Pitfalls of Procrastination

Jay Park, Web Editor

   Everybody at some point in high school has put off work for later. Procrastination is a prevalent disease. For some people, it’s a chronic habit and it eats up a massive chunk of their time. The sweet allure of saying “I’ll do it later” once you finally get home from school or elsewhere is up there on the top of the list with “just one more show” and “what’s the worst that could happen?” Procrastination is dangerous. It’s something that you will naturally pick up and can’t stop repeating. But defeating it is one step to leading a more fulfilling life.

   The vicious cycle with procrastination starts with putting off work for later. You know that you can do it pretty quickly once you put your mind to it. You also know that it has to be done, as homework makes up a pretty decent chunk of your grade. But in a moment of vulnerability, when you crash into your couch after school, you concede: “later.”

   After an hour or so of rolling around with no productivity, you tell yourself that it’s about time to get started. But now it’s difficult to get motivated. Whatever you’ve been doing for the past hour has made got you committed, and you want to finish it. So you put it off once more.

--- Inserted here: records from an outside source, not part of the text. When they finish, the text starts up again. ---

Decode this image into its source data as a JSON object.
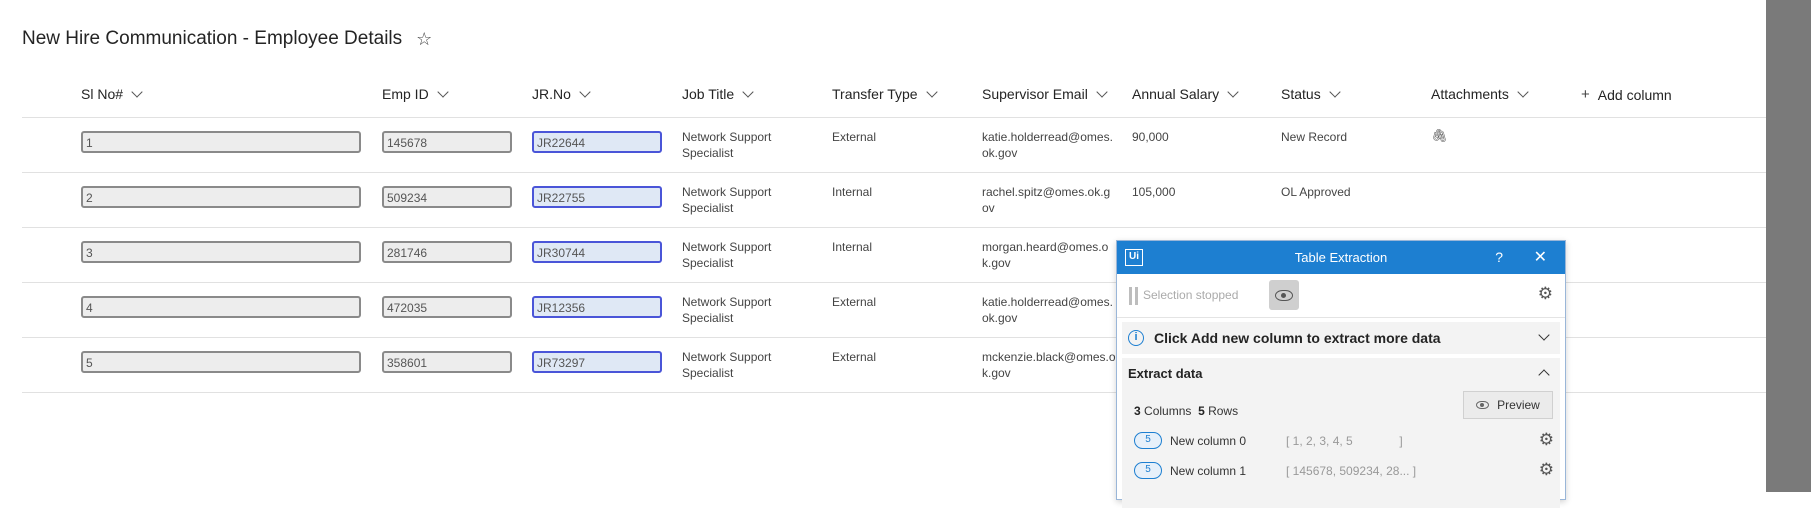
{
  "page": {
    "title": "New Hire Communication - Employee Details",
    "star_icon": "star-icon"
  },
  "table": {
    "columns": [
      "Sl No#",
      "Emp ID",
      "JR.No",
      "Job Title",
      "Transfer Type",
      "Supervisor Email",
      "Annual Salary",
      "Status",
      "Attachments"
    ],
    "add_column": "Add column",
    "rows": [
      {
        "sl": "1",
        "emp": "145678",
        "jr": "JR22644",
        "job1": "Network Support",
        "job2": "Specialist",
        "transfer": "External",
        "email1": "katie.holderread@omes.",
        "email2": "ok.gov",
        "salary": "90,000",
        "status": "New Record",
        "attachment": true
      },
      {
        "sl": "2",
        "emp": "509234",
        "jr": "JR22755",
        "job1": "Network Support",
        "job2": "Specialist",
        "transfer": "Internal",
        "email1": "rachel.spitz@omes.ok.g",
        "email2": "ov",
        "salary": "105,000",
        "status": "OL Approved",
        "attachment": false
      },
      {
        "sl": "3",
        "emp": "281746",
        "jr": "JR30744",
        "job1": "Network Support",
        "job2": "Specialist",
        "transfer": "Internal",
        "email1": "morgan.heard@omes.o",
        "email2": "k.gov",
        "salary": "",
        "status": "",
        "attachment": false
      },
      {
        "sl": "4",
        "emp": "472035",
        "jr": "JR12356",
        "job1": "Network Support",
        "job2": "Specialist",
        "transfer": "External",
        "email1": "katie.holderread@omes.",
        "email2": "ok.gov",
        "salary": "",
        "status": "",
        "attachment": false
      },
      {
        "sl": "5",
        "emp": "358601",
        "jr": "JR73297",
        "job1": "Network Support",
        "job2": "Specialist",
        "transfer": "External",
        "email1": "mckenzie.black@omes.o",
        "email2": "k.gov",
        "salary": "",
        "status": "",
        "attachment": false
      }
    ]
  },
  "panel": {
    "logo": "Ui",
    "title": "Table Extraction",
    "help": "?",
    "close": "✕",
    "selection_status": "Selection stopped",
    "info_message": "Click Add new column to extract more data",
    "extract_heading": "Extract data",
    "columns_count": "3",
    "columns_label": "Columns",
    "rows_count": "5",
    "rows_label": "Rows",
    "preview_label": "Preview",
    "extracted_columns": [
      {
        "count": "5",
        "name": "New column 0",
        "values": "[ 1, 2, 3, 4, 5              ]"
      },
      {
        "count": "5",
        "name": "New column 1",
        "values": "[ 145678, 509234, 28... ]"
      }
    ]
  }
}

   You have these moments of guilt while procrastinating, and it intensifies the longer you delay it. If you are a hardened veteran of procrastination, you may not feel it at all: a numbness you’ve built up after years of stalling. Some people may even enjoy the sinful joy of it all.

   Nonetheless, you make half-hearted attempts to get to work. But after delaying for so long, you begin to dread the assignment. It’s boring and tedious — at least in your head — and that is discouraging. Rather than treading the unknown depths, you return to your den of comfort.

Eventually, you snap to your senses. The small amount of work you’ve put off is finally in front of you on your desk, and, voila, it’s done. And it wasn’t even that painful! You tell yourself, “hey, that wasn’t so bad.” This response is the beginning of the end, the start of a tragic path many others before you have taken to their inevitable demise.

   Slowly but surely, procrastination becomes a daily habit. It’s become a part of your schedule, and you sometimes even defend it. Thoughts like, “I work better when I’m under pressure,” or “ if I do it now it’ll take me two times longer,” make you truly feel like procrastination is the way. But now you don’t even do the work sometimes. It’s a struggle to even do it.

   This is when you’re weak. You’ve lost control. You can barely muster up the motivation to get basic stuff done, and the time you spent procrastinating is done doing useless unproductive stuff and worrying about the assignment itself.

   I’ve overly dramatized procrastination so far, but it definitely is an unhealthy habit. After breaking free of this vicious cycle, everything I do is more satisfying and I feel like I have more time on my hands. I don’t get anxious about the homework and I don’t have times where I miss assignments.

   Personally, I broke away from procrastination by setting up a checklist and an accurate schedule. Once you put down what you have to for the day, it becomes less appealing to put things off. Plus, it’s motivating to cross out what you do as it gives a sense of progress. Building a solid work ethic is difficult, but it will help you for a lifetime. So don’t sit around — get to work now.